Many may get caught up in the social media marketing hype because it’s “free”. But remember, your time is certainly not free! Self and time management will help make your time spent on social media sites more effective and efficient. Rachel suggests taking an hour or so out of the day dedicated to your social media activities. Who really spends hours on end on Twitter? Except for the Twitterholics, most people will want to break up their time spent into 10 minute blocks. Sounds like great advice for those who don’t want to waste their time.

Matt Ramage is founder of Emarketed a web marketing agency located in Los Angeles. He loves coffee, good design, and helping businesses improve their look and getting found on the Internet.

Email’s Not Dead

The topic of yesterday’s webinar was social media and email marketing presented by Peggy Hatch with Blaine Mathieu. With the emerging world of social media, email marketing efforts can easily get left behind. While there are problems with email marketing, the solution may lie in combining it with social media efforts.

The Problem with Email
My favorite point that Blaine brought up was the email is the first form of social media. Remember how excited the world was when email peaked? Who could forget the classic, You’ve Got Mail? After all, when we want to share something with friends or family, a majority of us jump to email. According to marketing studies, only 22% of internet users use social media sites to share, while a majority still rely on email. When utilizing email for marketing campaigns, marketers have problems knowing where to start and how to properly integrate email into their overall efforts.

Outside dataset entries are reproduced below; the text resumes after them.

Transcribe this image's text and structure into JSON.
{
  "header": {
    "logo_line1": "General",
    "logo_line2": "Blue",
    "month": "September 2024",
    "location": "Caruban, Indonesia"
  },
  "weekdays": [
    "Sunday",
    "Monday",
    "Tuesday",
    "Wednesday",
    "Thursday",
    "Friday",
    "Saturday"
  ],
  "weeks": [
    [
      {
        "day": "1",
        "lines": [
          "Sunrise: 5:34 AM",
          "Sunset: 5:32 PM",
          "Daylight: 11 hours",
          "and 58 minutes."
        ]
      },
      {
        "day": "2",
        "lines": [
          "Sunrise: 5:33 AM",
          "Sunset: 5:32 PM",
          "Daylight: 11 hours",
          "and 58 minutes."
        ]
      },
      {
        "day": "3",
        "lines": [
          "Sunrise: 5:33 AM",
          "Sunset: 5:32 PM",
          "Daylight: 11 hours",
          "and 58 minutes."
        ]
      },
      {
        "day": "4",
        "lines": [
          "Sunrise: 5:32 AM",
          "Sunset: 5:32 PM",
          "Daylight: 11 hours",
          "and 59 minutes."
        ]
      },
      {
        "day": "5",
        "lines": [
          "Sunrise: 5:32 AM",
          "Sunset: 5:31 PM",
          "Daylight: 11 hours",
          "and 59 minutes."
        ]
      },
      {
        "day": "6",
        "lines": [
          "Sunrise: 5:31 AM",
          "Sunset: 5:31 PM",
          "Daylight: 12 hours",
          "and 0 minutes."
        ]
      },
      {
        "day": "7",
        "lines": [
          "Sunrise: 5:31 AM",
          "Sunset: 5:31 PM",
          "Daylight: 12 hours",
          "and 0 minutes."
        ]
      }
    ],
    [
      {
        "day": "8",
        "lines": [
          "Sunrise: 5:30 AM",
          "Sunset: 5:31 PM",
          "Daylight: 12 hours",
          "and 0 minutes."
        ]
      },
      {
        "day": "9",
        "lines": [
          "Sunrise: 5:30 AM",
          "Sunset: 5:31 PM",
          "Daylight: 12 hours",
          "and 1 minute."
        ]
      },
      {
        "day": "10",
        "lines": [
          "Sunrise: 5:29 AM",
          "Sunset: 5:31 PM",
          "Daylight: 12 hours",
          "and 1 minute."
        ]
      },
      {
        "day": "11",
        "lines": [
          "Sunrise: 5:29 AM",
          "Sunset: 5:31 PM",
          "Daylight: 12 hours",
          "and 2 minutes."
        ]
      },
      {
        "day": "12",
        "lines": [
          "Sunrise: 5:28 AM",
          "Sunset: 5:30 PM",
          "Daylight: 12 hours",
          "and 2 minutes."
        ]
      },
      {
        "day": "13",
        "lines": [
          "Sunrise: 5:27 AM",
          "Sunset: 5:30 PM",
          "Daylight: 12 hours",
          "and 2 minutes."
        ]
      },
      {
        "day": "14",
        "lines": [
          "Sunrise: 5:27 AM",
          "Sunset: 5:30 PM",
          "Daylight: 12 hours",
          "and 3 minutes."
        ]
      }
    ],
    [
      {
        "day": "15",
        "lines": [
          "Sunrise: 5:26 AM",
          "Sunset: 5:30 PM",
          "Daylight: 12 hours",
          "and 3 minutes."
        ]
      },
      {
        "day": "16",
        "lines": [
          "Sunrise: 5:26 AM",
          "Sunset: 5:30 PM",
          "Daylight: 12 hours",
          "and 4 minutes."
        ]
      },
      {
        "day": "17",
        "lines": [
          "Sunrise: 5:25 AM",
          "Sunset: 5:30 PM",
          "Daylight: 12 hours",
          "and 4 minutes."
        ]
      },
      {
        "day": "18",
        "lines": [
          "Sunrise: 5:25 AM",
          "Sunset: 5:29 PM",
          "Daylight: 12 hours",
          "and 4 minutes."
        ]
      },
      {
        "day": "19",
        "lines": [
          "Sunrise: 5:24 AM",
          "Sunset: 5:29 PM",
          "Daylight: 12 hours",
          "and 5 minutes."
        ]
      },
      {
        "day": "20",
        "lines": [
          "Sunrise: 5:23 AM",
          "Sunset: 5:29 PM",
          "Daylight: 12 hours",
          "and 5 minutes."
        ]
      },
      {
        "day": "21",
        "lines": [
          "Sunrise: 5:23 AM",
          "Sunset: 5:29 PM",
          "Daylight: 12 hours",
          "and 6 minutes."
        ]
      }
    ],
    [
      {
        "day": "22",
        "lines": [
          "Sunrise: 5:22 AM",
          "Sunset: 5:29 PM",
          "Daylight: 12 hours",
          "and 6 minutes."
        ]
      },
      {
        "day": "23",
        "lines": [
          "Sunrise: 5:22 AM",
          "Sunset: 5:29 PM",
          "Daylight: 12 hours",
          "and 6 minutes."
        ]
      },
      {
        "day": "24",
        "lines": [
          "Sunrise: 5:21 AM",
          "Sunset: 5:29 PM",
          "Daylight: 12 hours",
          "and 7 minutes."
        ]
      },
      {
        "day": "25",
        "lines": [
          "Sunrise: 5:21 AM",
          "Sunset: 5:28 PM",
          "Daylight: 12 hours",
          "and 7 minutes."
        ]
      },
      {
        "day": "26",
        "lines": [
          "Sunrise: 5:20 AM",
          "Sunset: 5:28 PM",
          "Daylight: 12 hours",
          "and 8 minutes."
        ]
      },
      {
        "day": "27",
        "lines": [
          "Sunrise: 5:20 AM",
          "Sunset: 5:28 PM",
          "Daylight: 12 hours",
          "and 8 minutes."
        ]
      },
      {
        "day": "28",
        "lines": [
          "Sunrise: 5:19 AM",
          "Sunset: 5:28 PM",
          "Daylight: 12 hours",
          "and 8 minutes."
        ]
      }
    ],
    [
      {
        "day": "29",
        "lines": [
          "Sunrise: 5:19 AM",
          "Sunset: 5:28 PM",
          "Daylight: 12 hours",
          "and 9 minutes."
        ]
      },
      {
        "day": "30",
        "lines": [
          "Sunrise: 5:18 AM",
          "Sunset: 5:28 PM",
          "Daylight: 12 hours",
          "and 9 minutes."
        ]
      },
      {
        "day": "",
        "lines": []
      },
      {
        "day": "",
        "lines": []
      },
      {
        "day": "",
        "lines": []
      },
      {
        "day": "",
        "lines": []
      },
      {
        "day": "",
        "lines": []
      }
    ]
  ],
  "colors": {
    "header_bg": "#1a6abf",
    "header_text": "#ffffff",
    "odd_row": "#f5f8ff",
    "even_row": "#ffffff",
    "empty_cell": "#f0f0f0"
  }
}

Social Media Sharing is the Answer
According to researchers, social media is not slowing. the growth of social media is not slowing. In fact, 8 out of 10 marketers agree that these sites are a great place to extend their reach. Why not create a dynamic duo of social media and email marketing? In a simple but effective example, Mabel & Zora sees sharing opportunities in their email campaigns. In all their emails, they provide social sharing opportunities where users can share with their friends. Maybe this means posting a coupon deal on their Facebook. In turn, their friends can share with their own network via Twitter, blogs, etc. As this webinar showed, the reach of email is wide reaching. Marketers can benefit from incorporating social media efforts in their emails and users will get an enhanced experience.

Matt Ramage is founder of Emarketed a web marketing agency located in Los Angeles. He loves coffee, good design, and helping businesses improve their look and getting found on the Internet.